** WORK REQUEST **
Below are the records; copy each line in which "this" can be found.

** MATERIAL PROVIDED **
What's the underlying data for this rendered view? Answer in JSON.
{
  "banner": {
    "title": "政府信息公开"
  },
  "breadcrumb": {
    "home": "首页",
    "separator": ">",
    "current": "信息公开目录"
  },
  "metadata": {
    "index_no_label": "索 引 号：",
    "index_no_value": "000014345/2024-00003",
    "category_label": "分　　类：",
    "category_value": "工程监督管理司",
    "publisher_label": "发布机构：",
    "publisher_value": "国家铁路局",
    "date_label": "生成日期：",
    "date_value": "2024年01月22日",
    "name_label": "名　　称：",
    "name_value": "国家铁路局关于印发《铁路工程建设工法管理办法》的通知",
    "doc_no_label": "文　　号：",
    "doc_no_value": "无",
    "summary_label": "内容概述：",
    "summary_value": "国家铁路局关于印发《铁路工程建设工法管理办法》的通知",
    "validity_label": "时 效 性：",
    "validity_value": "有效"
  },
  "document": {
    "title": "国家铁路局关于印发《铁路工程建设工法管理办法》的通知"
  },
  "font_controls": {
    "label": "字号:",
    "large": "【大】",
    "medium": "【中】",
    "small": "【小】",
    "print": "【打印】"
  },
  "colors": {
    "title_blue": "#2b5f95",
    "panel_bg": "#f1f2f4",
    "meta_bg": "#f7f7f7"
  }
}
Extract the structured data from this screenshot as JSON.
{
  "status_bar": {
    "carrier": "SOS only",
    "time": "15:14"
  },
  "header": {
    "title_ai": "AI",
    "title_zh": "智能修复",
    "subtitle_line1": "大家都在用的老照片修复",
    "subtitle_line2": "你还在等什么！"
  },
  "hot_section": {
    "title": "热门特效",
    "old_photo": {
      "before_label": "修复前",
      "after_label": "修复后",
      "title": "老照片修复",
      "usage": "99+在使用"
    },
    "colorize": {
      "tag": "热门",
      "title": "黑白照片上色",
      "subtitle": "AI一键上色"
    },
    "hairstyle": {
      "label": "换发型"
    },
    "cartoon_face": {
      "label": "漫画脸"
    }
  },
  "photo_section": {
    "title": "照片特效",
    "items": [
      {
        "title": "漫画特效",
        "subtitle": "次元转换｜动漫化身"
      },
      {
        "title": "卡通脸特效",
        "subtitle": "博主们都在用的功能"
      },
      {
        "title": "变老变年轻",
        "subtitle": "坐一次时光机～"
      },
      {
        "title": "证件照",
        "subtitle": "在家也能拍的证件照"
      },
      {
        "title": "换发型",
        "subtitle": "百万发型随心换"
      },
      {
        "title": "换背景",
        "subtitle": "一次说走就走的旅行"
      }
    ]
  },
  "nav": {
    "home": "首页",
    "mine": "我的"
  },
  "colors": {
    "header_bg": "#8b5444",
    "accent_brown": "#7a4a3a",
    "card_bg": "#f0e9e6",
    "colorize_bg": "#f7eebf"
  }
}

** EXERCISE RESULT **
What's the underlying data for this rendered view? Answer in JSON.
Extract the structured data from this screenshot as JSON.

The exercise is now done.